Recently on Cyworld, a new trend has emerged. People are posting and sharing drawings and paintings with titles like, "Drawing to restrain your appetite," "Drawing to help you concentrate, and so on. People say looking at these drawings for just five to ten minutes a day can help change your life in the desired direction. But, this is not just the latest example of wishful thinking. Many of the drawings have been taken from psychological textbooks and, if not so simply as in five minutes a day, really many have some role in changing the way you think. The pictures and the books they come from, belong to the field of art therapy, a field gathering more attention recently.
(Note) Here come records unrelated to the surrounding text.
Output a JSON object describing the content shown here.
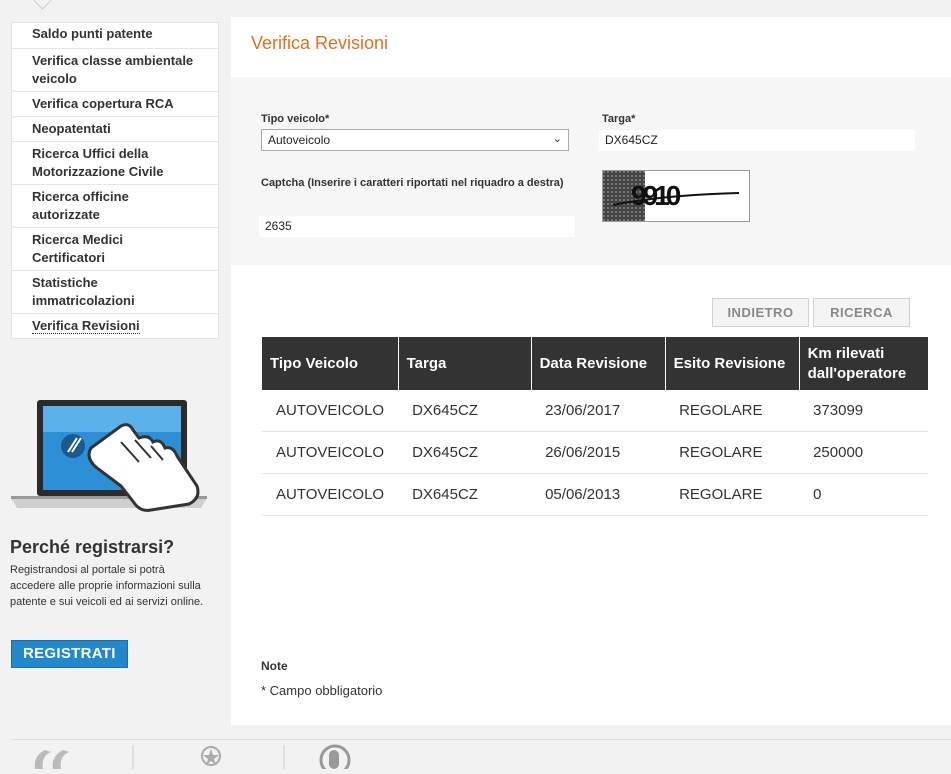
{
  "sidebar": {
    "items": [
      {
        "label": "Saldo punti patente"
      },
      {
        "label": "Verifica classe ambientale veicolo"
      },
      {
        "label": "Verifica copertura RCA"
      },
      {
        "label": "Neopatentati"
      },
      {
        "label": "Ricerca Uffici della Motorizzazione Civile"
      },
      {
        "label": "Ricerca officine autorizzate"
      },
      {
        "label": "Ricerca Medici Certificatori"
      },
      {
        "label": "Statistiche immatricolazioni"
      },
      {
        "label": "Verifica Revisioni"
      }
    ],
    "promo": {
      "title": "Perché registrarsi?",
      "text": "Registrandosi al portale si potrà accedere alle proprie informazioni sulla patente e sui  veicoli ed ai servizi online.",
      "button": "REGISTRATI"
    }
  },
  "main": {
    "title": "Verifica Revisioni",
    "form": {
      "tipo_label": "Tipo veicolo*",
      "tipo_value": "Autoveicolo",
      "targa_label": "Targa*",
      "targa_value": "DX645CZ",
      "captcha_label": "Captcha (Inserire i caratteri riportati nel riquadro a destra)",
      "captcha_value": "2635",
      "captcha_image_text": "9910"
    },
    "buttons": {
      "back": "INDIETRO",
      "search": "RICERCA"
    },
    "table": {
      "headers": [
        "Tipo Veicolo",
        "Targa",
        "Data Revisione",
        "Esito Revisione",
        "Km rilevati dall'operatore"
      ],
      "rows": [
        [
          "AUTOVEICOLO",
          "DX645CZ",
          "23/06/2017",
          "REGOLARE",
          "373099"
        ],
        [
          "AUTOVEICOLO",
          "DX645CZ",
          "26/06/2015",
          "REGOLARE",
          "250000"
        ],
        [
          "AUTOVEICOLO",
          "DX645CZ",
          "05/06/2013",
          "REGOLARE",
          "0"
        ]
      ]
    },
    "note_title": "Note",
    "note_text": "* Campo obbligatorio"
  },
  "colors": {
    "accent": "#e0701f",
    "table_header": "#333333",
    "button_primary": "#2288cc"
  }
}
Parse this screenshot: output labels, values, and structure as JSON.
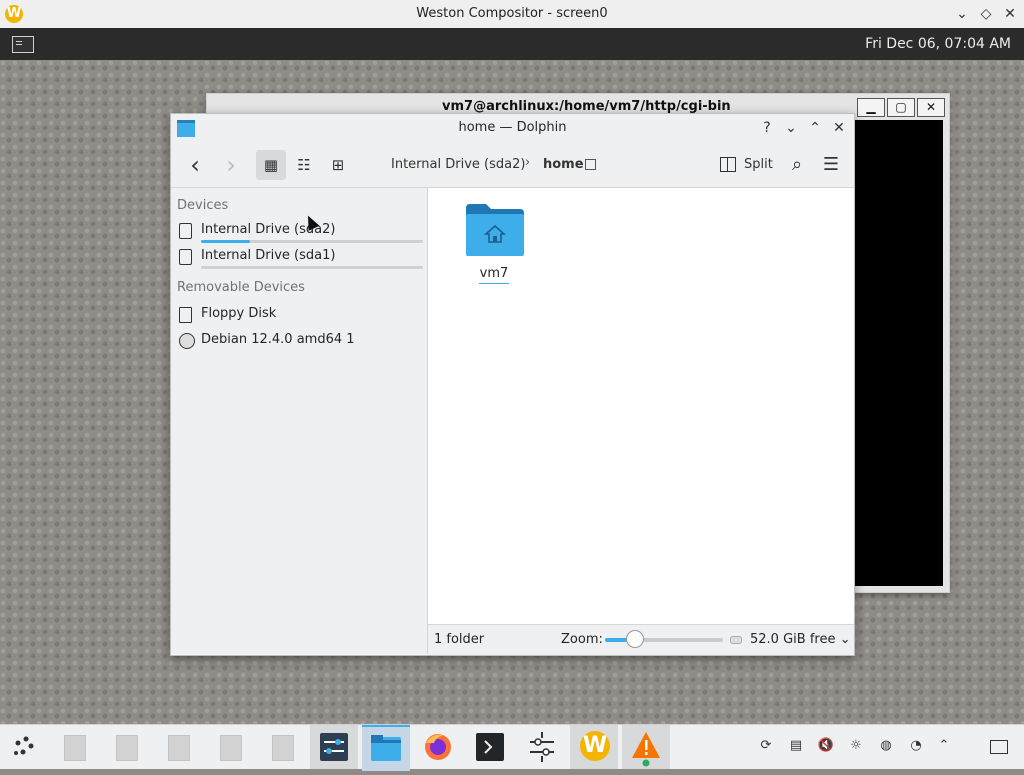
{
  "weston": {
    "title": "Weston Compositor - screen0",
    "logo_letter": "W",
    "controls": [
      "⌄",
      "◇",
      "✕"
    ]
  },
  "top_panel": {
    "clock": "Fri Dec 06, 07:04 AM",
    "terminal_icon": "terminal-icon"
  },
  "terminal_window": {
    "title": "vm7@archlinux:/home/vm7/http/cgi-bin",
    "buttons": [
      "▁",
      "▢",
      "✕"
    ]
  },
  "dolphin": {
    "title": "home — Dolphin",
    "title_controls": [
      "?",
      "⌄",
      "⌃",
      "✕"
    ],
    "toolbar": {
      "back": "‹",
      "forward": "›",
      "view_icons": "▦",
      "view_compact": "☷",
      "view_details": "⊞",
      "split_label": "Split",
      "search": "⌕",
      "menu": "☰"
    },
    "breadcrumb": {
      "parent": "Internal Drive (sda2)",
      "separator": "›",
      "current": "home"
    },
    "places": {
      "devices_header": "Devices",
      "removable_header": "Removable Devices",
      "devices": [
        {
          "label": "Internal Drive (sda2)",
          "usage_fraction": 0.22,
          "icon": "hard-drive-icon"
        },
        {
          "label": "Internal Drive (sda1)",
          "usage_fraction": 0.0,
          "icon": "hard-drive-icon"
        }
      ],
      "removable": [
        {
          "label": "Floppy Disk",
          "icon": "floppy-icon"
        },
        {
          "label": "Debian 12.4.0 amd64 1",
          "icon": "optical-disc-icon"
        }
      ]
    },
    "content": {
      "items": [
        {
          "label": "vm7",
          "icon": "home-folder-icon"
        }
      ]
    },
    "statusbar": {
      "count": "1 folder",
      "zoom_label": "Zoom:",
      "zoom_fraction": 0.25,
      "free_space": "52.0 GiB free ⌄"
    },
    "accent": "#3daee9"
  },
  "taskbar": {
    "items": [
      "app-launcher-icon",
      "document-icon",
      "document-icon",
      "document-icon",
      "document-icon",
      "document-icon",
      "system-settings-icon",
      "dolphin-folder-icon",
      "firefox-icon",
      "terminal-icon",
      "mixer-icon",
      "weston-icon",
      "warning-icon"
    ],
    "tray": [
      "network-icon",
      "clipboard-icon",
      "volume-muted-icon",
      "brightness-icon",
      "globe-icon",
      "clock-icon",
      "expand-icon",
      "show-desktop-icon"
    ]
  }
}
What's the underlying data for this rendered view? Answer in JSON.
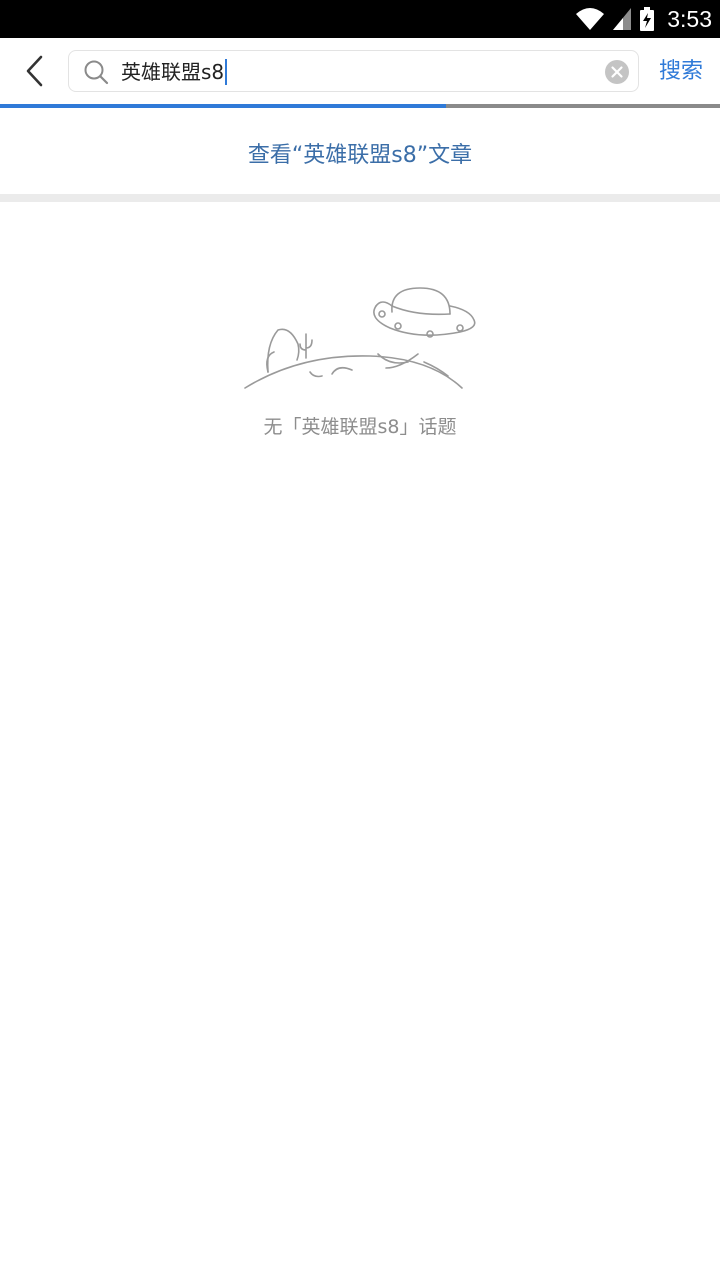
{
  "status_bar": {
    "time": "3:53",
    "icons": [
      "wifi-icon",
      "cellular-signal-icon",
      "battery-charging-icon"
    ]
  },
  "toolbar": {
    "back_icon": "chevron-left-icon",
    "search_icon": "search-icon",
    "search_value": "英雄联盟s8",
    "clear_icon": "clear-circle-icon",
    "search_button_label": "搜索"
  },
  "progress": {
    "value": 0.62,
    "color": "#2f7ad8"
  },
  "view_articles_label": "查看“英雄联盟s8”文章",
  "empty_state": {
    "illustration": "ufo-planet-illustration",
    "message": "无「英雄联盟s8」话题"
  },
  "colors": {
    "accent": "#2f7ad8",
    "link": "#3b6ea8",
    "muted_text": "#8d8d8d",
    "divider": "#ebebeb"
  }
}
Art therapy is defined as treating mental or physical problems using artwork instead of chemical medicines. Art therapy also helps people relieve stress, and prevents people from receiving stress by helping them control their emotions and express their emotions adequately. There are two main kinds of art therapy. One involves active drawing or painting, and the other looking at and responding to a drawing or painting. Through these processes, patients can discover their inner selves and produce healing power by further understanding the problems or conflicts they have.
The term "Art therapy" was created by Elinor Ulman, when first used in his paper published in the first edition of ?he Bulletin of Art Therapy in 1961. Since then, the field has grown rapidly, and is now used in both diagnosis and treatment.
Active drawing or painting is the form of art therapy most often used in diagnostic tests. One example is, the Draw A Person (D-A-P) test. In this test, the subject is asked to draw anything he or she wishes on an empty white paper without any time limit. According to the site of the Maeum Sarang, (http://www.maeumsarang.net), this test can be effective in finding out a variety of things. As well as pointing to emotional problems the subject may not have recognized, the test can help him or her identify his or her personal style of emotional adaptation and thinking, and the degree to which he or she is right-brain or left-brain oriented. Active drawing can also be used as therapy to relieve stress by drawing freely and not self-consciously.
Looking at and responding to a drawing or painting, without actively drawing yourself, can also be effective as therapy. With this method, people have to relax and watch paintings or drawings. Some of these paintings have a similar goal as the D-A-P test, in that the only instruction given to the subject is to take a comfortable posture, relax, and look. But, others have quite detailed instructions and one needs to follow to receive the full effect. From these processes, students can easily relieve stress and maintain a peaceful and healthy state of mind and body. Enjoying the artwork as much as possible maximizes the effects.
There are many resources available for Ewha students who wish to receive art therapy. Some groups which offer treatment are the Seoul Art Therapy Institute located in Gangnam-gu (http://www.sarttherapy.or.kr), the Multitherapy Center located in Bundang-gu (http://www.multitherapy.com), and the Donggrami Art Studio located in Ilsan-gu (http://www.ildonggra-mi.co.kr). Also, there are many neuropsychiatry hospitals such as Maeum Sarang located in Gangdong-gu (http://www.maeumsarang.net), and many universities subsidiary institutes offer art therapy programs.
*Photo provided by Multitherapy Center.
1. Relax your eyes.
2. Find a comfortable posture
3. Focus on the whole picture.
4. Focus on one part.
5. Look lightly at the picture.
6. Repeat this everyday.
|▲ A painting to help one get a good night sleep.|
|▲ A painting to help indigestion due to stress.|